And, more and more since I’ve gotten here, I am stopping to celebrate those little victories. This morning, I had a conversation about the weather and the price of bus fare with a woman at the bus stop. She understood me, and I understood her. Go me! Also this morning, I figured out how to take the bus to Starbucks. Hooray! I am a woman of valor! (that’s for you guys, Bible study.) In Columbia, none of these things would be causes for celebration. In my everyday life I would be bummed if a five minute conversation or finding my university was the crowning achievement of my day. But here, dang it, I am gonna get excited when I do something right. Because even in three days I’ve felt like a bumbling idiot more times than I care to admit.

So today, that’s the moral of my story and my lesson for myself. I’m gonna celebrate those small victories like crazy. And hopefully, if you want to, you can take a minute to do the same.





Goodbye y Hola

In just a few short days that seem to be flying by, I’ll be leaving the United States to study at the University of Costa Rica in San Jose, Costa Rica for almost five months.

I’ve been preparing for this for quite some time, but it still seems crazy that I’m about to begin an adventure that, so far, has only existed in the abstract.

Last summer I kept a blog while I was in Boston working for NAMB. It was a fun and easy way for me to share the highlights of my experience with anyone who cared to read. I want this blog to be a similar resource for anyone interested in what I’m doing in Costa Rica.

I have a few goals for my time there:

  1. Get better at Spanish. I can speak it now, but not quickly. Hopefully that can change.
  2. Pass my classes – which will all be in Spanish, so that’ll be somewhat of a challenge.
  3. Learn about Central American, specifically Costa Rican, missions.  I’m hoping to volunteer with some missionaries while I am there, and I’d like to sit down with a number of ministry workers and find out more about their lives and their work.
  4. Spend lots of quality time with Jesus. Being abroad will give me a great opportunity to slow down from my normal schedule, evaluate my life, and get to know my Lord a little better.

I have two main goals for this blog, too:

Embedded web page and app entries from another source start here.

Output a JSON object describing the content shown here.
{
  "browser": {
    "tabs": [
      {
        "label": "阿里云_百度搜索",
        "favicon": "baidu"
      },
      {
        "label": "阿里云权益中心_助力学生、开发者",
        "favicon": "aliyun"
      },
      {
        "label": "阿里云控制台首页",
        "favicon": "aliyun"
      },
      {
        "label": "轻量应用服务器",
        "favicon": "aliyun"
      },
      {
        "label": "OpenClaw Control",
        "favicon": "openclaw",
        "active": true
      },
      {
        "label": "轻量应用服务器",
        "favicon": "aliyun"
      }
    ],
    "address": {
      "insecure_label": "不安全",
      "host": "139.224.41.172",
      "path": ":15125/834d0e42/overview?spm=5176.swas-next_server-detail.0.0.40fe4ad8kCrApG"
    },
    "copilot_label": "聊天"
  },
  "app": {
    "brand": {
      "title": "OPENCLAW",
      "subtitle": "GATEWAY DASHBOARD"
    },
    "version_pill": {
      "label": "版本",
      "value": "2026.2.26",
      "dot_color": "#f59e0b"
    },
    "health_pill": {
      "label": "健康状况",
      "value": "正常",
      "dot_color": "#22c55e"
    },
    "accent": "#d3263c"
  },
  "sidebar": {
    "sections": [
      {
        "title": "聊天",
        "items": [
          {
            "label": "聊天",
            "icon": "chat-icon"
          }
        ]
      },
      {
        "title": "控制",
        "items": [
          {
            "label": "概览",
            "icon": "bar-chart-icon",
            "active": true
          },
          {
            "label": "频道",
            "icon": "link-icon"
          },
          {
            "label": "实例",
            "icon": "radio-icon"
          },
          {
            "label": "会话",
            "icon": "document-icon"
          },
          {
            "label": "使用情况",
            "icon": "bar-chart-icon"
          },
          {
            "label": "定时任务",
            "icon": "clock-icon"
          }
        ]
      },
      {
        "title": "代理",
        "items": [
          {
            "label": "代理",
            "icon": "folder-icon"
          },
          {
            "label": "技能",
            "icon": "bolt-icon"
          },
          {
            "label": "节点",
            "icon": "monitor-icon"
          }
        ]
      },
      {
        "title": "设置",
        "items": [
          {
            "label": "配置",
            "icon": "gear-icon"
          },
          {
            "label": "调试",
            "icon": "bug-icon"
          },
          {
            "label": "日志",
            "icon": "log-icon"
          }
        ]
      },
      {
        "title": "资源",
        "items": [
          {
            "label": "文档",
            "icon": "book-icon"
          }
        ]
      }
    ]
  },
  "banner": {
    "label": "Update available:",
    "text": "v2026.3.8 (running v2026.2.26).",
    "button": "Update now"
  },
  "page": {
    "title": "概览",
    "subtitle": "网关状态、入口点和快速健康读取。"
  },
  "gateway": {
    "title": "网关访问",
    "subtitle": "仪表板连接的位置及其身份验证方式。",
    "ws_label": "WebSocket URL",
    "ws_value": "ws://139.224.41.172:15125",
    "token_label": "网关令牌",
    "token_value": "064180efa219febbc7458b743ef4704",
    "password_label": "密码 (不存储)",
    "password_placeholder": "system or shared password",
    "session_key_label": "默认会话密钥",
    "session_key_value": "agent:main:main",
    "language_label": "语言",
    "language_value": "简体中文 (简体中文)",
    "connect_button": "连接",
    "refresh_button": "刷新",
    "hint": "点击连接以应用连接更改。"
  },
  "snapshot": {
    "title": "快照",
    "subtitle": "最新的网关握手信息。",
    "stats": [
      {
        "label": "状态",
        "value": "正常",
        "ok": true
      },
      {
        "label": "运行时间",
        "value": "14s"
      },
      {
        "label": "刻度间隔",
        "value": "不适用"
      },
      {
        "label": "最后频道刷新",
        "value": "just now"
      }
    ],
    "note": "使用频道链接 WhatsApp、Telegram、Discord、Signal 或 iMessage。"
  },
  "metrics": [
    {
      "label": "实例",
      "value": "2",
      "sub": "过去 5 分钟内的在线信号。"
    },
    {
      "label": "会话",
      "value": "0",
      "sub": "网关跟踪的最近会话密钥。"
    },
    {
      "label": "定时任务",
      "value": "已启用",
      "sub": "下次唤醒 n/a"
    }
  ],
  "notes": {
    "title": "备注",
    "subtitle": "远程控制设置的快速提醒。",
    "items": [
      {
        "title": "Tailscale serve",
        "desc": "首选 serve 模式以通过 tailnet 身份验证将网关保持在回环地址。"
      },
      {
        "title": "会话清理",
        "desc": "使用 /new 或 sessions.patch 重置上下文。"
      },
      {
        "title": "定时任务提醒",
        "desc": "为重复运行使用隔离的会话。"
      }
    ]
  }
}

  1. Honestly share my experiences – the good and the bad.
  2. Hopefully, point people to Christ with the experiences I have and the way I relay them here.

That’s pretty much it for now. As always, thanks for reading, and prayers are always much appreciated.